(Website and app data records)
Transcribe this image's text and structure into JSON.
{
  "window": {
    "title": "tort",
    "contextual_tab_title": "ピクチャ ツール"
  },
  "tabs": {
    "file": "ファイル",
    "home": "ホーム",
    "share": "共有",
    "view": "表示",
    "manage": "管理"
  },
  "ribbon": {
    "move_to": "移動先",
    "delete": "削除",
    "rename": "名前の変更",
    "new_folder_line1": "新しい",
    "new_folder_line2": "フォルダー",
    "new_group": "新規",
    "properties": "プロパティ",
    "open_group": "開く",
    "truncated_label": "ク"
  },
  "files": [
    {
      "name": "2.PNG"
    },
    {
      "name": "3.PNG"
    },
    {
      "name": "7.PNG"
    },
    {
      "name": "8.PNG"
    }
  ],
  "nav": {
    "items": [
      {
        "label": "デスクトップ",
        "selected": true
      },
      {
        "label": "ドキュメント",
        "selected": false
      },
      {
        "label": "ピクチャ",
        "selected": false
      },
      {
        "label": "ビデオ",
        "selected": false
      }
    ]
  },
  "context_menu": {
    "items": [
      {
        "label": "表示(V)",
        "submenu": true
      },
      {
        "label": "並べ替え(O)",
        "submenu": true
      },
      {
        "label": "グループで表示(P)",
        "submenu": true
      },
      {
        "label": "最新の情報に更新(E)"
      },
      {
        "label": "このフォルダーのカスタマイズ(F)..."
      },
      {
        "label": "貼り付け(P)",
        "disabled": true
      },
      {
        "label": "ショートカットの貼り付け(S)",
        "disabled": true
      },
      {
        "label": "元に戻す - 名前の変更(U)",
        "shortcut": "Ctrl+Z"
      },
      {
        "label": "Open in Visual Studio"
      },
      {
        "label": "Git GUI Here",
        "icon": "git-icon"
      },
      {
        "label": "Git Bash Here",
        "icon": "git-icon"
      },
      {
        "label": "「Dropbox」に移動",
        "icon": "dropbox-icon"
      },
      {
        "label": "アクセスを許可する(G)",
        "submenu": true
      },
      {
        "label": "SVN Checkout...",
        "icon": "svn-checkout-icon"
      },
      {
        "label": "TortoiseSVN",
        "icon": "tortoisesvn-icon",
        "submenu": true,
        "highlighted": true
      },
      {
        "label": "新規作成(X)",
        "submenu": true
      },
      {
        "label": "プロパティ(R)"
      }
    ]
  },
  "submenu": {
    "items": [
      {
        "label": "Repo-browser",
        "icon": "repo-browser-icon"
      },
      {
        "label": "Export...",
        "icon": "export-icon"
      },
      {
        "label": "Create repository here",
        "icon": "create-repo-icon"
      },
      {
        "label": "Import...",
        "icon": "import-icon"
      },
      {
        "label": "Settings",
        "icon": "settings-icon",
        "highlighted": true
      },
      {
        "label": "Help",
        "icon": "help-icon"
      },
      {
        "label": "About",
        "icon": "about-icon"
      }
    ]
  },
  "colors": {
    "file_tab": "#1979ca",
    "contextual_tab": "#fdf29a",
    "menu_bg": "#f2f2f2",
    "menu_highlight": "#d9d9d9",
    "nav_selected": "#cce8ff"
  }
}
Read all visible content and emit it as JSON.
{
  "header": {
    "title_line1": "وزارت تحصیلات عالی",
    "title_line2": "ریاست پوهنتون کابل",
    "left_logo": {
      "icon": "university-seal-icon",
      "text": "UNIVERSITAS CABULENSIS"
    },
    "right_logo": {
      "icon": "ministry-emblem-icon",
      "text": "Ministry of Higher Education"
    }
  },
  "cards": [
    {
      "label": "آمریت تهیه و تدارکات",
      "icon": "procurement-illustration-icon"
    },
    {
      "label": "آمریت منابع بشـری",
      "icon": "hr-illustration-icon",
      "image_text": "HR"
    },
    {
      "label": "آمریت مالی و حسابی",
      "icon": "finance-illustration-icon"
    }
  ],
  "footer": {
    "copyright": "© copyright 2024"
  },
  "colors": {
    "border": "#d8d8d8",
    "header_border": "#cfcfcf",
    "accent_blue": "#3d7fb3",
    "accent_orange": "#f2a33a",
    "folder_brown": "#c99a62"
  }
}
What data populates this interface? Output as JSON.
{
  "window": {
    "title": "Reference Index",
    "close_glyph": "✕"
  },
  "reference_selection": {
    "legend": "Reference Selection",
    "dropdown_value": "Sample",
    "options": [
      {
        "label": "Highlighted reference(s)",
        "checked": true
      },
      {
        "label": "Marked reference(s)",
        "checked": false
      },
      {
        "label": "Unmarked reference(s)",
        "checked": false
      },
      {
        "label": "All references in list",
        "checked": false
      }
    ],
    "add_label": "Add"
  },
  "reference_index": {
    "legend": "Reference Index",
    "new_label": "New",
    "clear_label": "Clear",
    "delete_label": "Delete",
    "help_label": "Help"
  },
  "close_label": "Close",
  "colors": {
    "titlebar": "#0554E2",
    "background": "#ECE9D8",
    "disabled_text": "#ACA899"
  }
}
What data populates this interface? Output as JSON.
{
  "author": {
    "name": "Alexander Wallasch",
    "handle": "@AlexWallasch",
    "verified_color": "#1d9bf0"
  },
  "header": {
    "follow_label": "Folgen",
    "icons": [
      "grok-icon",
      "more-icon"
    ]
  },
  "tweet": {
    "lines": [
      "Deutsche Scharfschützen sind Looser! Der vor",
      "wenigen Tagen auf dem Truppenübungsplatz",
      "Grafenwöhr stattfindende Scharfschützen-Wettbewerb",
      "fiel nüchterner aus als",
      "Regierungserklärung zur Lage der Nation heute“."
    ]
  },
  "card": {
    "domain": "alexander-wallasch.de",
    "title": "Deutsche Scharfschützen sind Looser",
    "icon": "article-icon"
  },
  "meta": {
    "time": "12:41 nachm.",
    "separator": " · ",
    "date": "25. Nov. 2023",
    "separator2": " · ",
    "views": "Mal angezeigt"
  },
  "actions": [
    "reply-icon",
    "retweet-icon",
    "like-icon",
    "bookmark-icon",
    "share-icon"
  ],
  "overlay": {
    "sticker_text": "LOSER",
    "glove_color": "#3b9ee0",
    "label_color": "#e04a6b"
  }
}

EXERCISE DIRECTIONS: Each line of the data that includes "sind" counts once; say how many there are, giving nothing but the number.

TASK OUTPUT: 2